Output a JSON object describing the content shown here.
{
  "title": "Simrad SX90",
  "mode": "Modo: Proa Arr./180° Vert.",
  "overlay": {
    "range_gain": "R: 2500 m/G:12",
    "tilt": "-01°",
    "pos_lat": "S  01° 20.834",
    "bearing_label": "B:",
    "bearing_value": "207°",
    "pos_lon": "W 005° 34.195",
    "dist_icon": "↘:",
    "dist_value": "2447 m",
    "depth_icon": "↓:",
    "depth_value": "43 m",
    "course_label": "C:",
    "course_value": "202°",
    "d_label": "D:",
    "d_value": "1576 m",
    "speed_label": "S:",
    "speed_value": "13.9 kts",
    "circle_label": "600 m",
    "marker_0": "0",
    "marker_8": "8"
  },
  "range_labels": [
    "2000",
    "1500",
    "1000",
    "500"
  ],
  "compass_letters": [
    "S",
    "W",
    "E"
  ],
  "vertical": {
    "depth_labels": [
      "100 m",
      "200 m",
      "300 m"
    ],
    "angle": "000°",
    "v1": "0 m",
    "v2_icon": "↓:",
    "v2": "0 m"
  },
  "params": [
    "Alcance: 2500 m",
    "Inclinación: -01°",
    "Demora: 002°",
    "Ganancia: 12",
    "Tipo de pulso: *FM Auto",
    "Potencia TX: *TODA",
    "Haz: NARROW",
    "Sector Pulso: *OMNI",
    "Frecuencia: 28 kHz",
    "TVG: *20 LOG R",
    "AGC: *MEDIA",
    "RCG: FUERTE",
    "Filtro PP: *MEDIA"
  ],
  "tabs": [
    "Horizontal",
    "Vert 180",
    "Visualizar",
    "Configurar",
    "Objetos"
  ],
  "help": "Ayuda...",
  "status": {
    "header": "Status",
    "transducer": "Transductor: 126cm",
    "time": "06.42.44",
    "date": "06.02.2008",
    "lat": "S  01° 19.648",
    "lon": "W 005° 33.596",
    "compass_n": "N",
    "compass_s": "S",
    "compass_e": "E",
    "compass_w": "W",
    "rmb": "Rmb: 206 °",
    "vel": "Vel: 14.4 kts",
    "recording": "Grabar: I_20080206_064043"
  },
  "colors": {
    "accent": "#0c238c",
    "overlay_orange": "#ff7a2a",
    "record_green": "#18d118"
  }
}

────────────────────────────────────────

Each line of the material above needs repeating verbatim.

**Answer:**
Output a JSON object describing the content shown here.
{
  "title": "Simrad SX90",
  "mode": "Modo: Proa Arr./180° Vert.",
  "overlay": {
    "range_gain": "R: 2500 m/G:12",
    "tilt": "-01°",
    "pos_lat": "S  01° 20.834",
    "bearing_label": "B:",
    "bearing_value": "207°",
    "pos_lon": "W 005° 34.195",
    "dist_icon": "↘:",
    "dist_value": "2447 m",
    "depth_icon": "↓:",
    "depth_value": "43 m",
    "course_label": "C:",
    "course_value": "202°",
    "d_label": "D:",
    "d_value": "1576 m",
    "speed_label": "S:",
    "speed_value": "13.9 kts",
    "circle_label": "600 m",
    "marker_0": "0",
    "marker_8": "8"
  },
  "range_labels": [
    "2000",
    "1500",
    "1000",
    "500"
  ],
  "compass_letters": [
    "S",
    "W",
    "E"
  ],
  "vertical": {
    "depth_labels": [
      "100 m",
      "200 m",
      "300 m"
    ],
    "angle": "000°",
    "v1": "0 m",
    "v2_icon": "↓:",
    "v2": "0 m"
  },
  "params": [
    "Alcance: 2500 m",
    "Inclinación: -01°",
    "Demora: 002°",
    "Ganancia: 12",
    "Tipo de pulso: *FM Auto",
    "Potencia TX: *TODA",
    "Haz: NARROW",
    "Sector Pulso: *OMNI",
    "Frecuencia: 28 kHz",
    "TVG: *20 LOG R",
    "AGC: *MEDIA",
    "RCG: FUERTE",
    "Filtro PP: *MEDIA"
  ],
  "tabs": [
    "Horizontal",
    "Vert 180",
    "Visualizar",
    "Configurar",
    "Objetos"
  ],
  "help": "Ayuda...",
  "status": {
    "header": "Status",
    "transducer": "Transductor: 126cm",
    "time": "06.42.44",
    "date": "06.02.2008",
    "lat": "S  01° 19.648",
    "lon": "W 005° 33.596",
    "compass_n": "N",
    "compass_s": "S",
    "compass_e": "E",
    "compass_w": "W",
    "rmb": "Rmb: 206 °",
    "vel": "Vel: 14.4 kts",
    "recording": "Grabar: I_20080206_064043"
  },
  "colors": {
    "accent": "#0c238c",
    "overlay_orange": "#ff7a2a",
    "record_green": "#18d118"
  }
}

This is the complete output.